━━ DATA
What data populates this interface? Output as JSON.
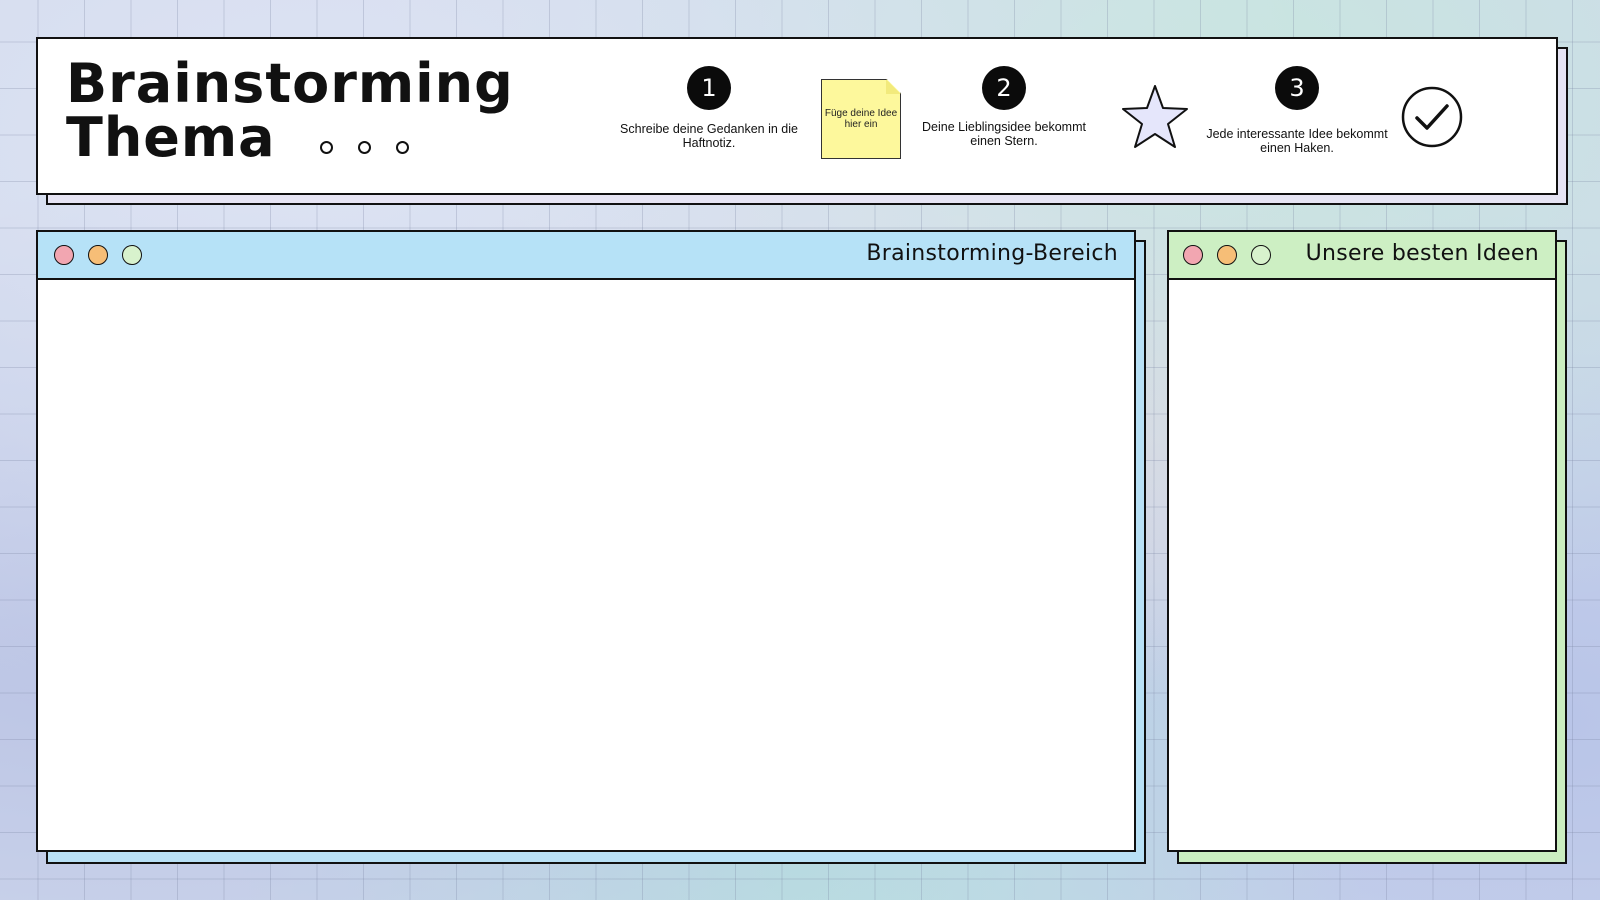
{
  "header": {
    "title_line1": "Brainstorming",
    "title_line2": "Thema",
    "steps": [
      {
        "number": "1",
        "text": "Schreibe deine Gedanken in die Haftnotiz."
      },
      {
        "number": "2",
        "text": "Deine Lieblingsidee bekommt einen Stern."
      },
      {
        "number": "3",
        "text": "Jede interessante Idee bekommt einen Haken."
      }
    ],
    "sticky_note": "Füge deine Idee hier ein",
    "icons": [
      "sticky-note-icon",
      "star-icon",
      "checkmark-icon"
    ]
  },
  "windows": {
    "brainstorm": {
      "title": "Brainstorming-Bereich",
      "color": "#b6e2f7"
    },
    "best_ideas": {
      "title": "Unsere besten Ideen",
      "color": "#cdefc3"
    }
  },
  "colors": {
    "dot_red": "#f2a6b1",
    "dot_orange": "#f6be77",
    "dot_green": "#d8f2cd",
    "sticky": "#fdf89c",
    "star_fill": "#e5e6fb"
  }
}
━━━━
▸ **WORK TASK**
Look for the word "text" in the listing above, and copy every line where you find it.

▸ **OUTPUT OF THE TASK**
        "text": "Schreibe deine Gedanken in die Haftnotiz."
        "text": "Deine Lieblingsidee bekommt einen Stern."
        "text": "Jede interessante Idee bekommt einen Haken."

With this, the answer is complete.